~82% of people lived in extreme poverty versus the 9% of people that do today.
~67% of people were illiterate in contrast to the 14% of people that are today.
~32% of children died in their first 5 years versus the 4% of children that do today.
We have access to free education online today, over thousands of items in single grocery stores, and connection to anyone across the globe with internet and video.
So why are we so resistant to actually seeing that conditions have improved? The answer lies in our ability to construct better images and foster more connection in our lives.
As kids, we play with images all the time. No one doubts a child as they strap on a cape and run around the backyard claiming they're a superhero, but as we grow older and move more into our left brain realm of thinking and intellect, we learn what behaviors are acceptable and which are not. We may no longer strap on a cape as adults, but we still play with images. This is the reason that the celebrity gossip industry rakes in about 3 billion dollars a year.
And while news media contributes to our resistance to optimism, the consequence of habitually being led to believe that things are falling apart is lowered decision making ability and increased stress chemistry. If the body becomes habituated for this state, the mind begins to take in inaccurate information and detect danger where there's no real imminent threat.
This helps to illustrate a very basic principle, which is that consciousness becomes what it perceives.
As we upgrade the physiology through a tool like meditation, we no longer look to external experiences, possessions and relationships to fill us up. We become more self-fulfilled, which allows us to create higher grade experiences, which has an effect on others as well. I love this quote from writer Ursula K. Le Guin:
"I think hard times are coming, when we will be wanting the voices of writers who can see alternatives to how we live now, and can see through our fear-stricken society and its obsessive technologies, to other ways of being. And even imagine some real grounds for hope. We will need writers who can remember freedom: poets, visionaries—the realists of a larger reality…. Power can be resisted and changed by human beings; resistance and change often begin in art, and very often in our art—the art of words."

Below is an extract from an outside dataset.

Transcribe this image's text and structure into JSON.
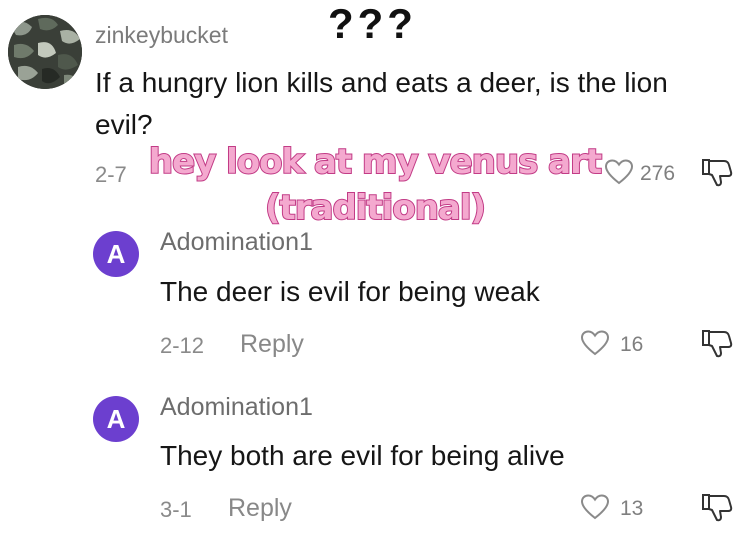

Images are important, because whatever we give our attention to often becomes true for us. Through a practice like meditation, we become masters of our attention, which increase direct perception and provide independent action.